*No nation worth its sovereign salt can have a sieve for a border — even a country with a track record of taking in “huddled masses.” Nobody has an absolute “right” to your house.
*Nothing wrong with bigger, better border barriers – as long as you’re not fencing your own people in. How it looks from the other side is another matter. In the case of Mexico, which is ironically notorious for its own treatment of illegals from Central America, the perspective continues to be one that excuses chronic corruption, economic malfeasance and generic mismanagement of a country hardly resource-challenged. Stateside remittances are Mexico’s second biggest source of revenue after oil and a disincentive to get serious about deterring illegal immigration. This problem didn’t start with NAFTA.
*Ask anyone with inside insight on security, and they’ll tell you that seaport-container scenarios notwithstanding, a “dirty bomb” coming across the Mexican border amid a stream of economic immigrants is among the more viable terrorist possibilities.

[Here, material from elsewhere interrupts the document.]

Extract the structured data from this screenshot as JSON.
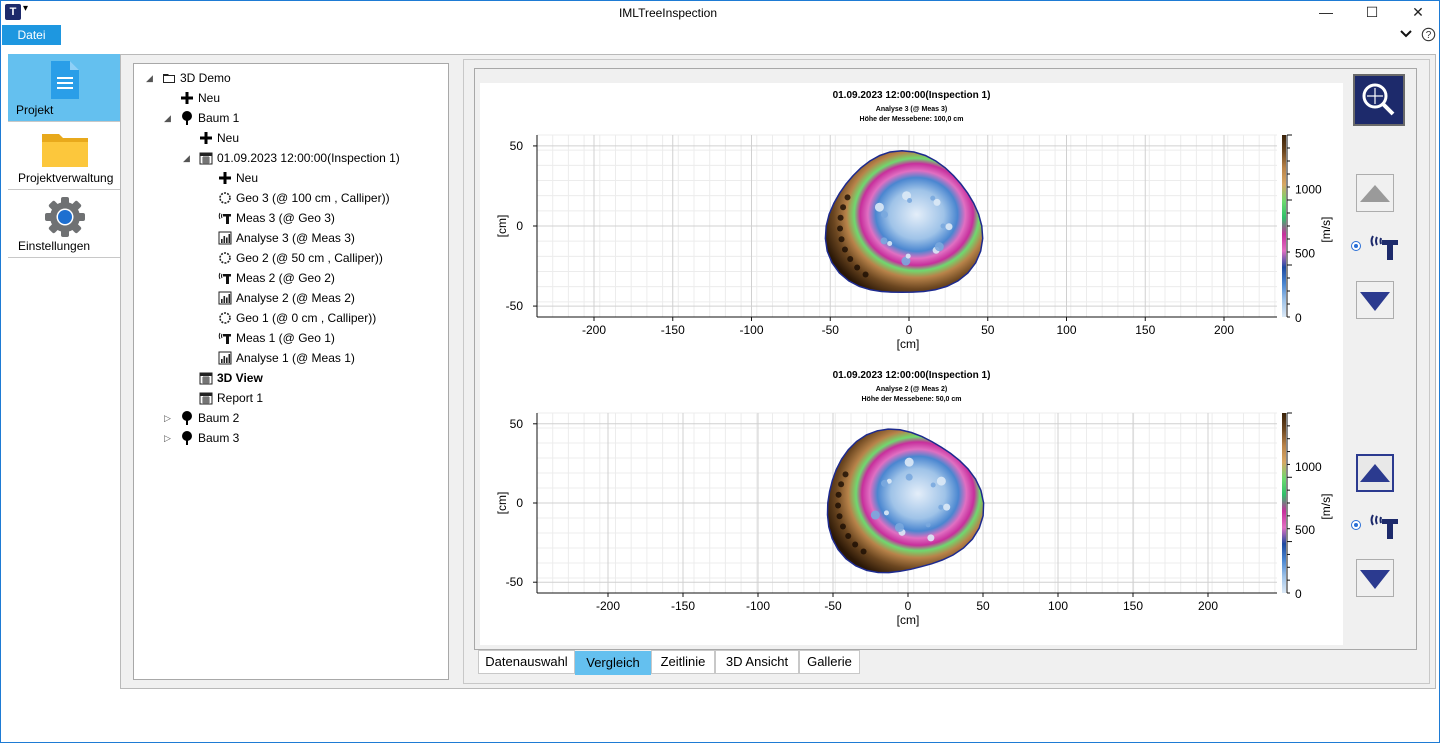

*In the abstract, the U.S. economy – notably agriculture, construction and hospitality — would ultimately adjust without 11 million illegals. But it wouldn’t be painless. In the real world, with real logistics and unforgiving politics, however, it wouldn’t even be possible.
*Let’s hear it for some self-restraint on everybody’s part on agenda-driven, counterproductive buzzwords such as “amnesty” and “reward for breaking the law.” It would be neither a freebie nor a reward if there really is a significant commitment to be exacted to convert to legal status – whatever the details. In addition, the words “felons” and “criminals” only add heat – not light – to the debate.
*And to reiterate, some means of legitimizing illegals is necessary. A permanent underground population is the unacceptable alternative.
*A national I.D. card. If not now – post 9/11 immigration imbroglio – when?
*Good PR move for demonstrators to finally put away flags other than American. Not a good idea to say, in effect, “I have a right to stay where I entered illegally because I need the work, but I don’t need or want to be an American or even speak your language.”
*If the Statue of Liberty is to remain relevant, assimilation has to be more than a quaint historical footnote harkening back to the Ellis Island epoch. “Mexifornia” remains an ominous omen.
*And one more thing. Trying to convince the children of immigrants not to leave their school campus for a banner-waving rally proved an understandably touchy issue. The principals involved – at Durant and Plant City High Schools — did the right thing by making good on consequences. Ultimately, “civil disobedience” for a cause doesn’t trump the safety of kids who should be in classrooms instead of lining busy state roads.
And all those administrators who have long countenanced the loopy “Senior Skip Day” precedent only made it more difficult.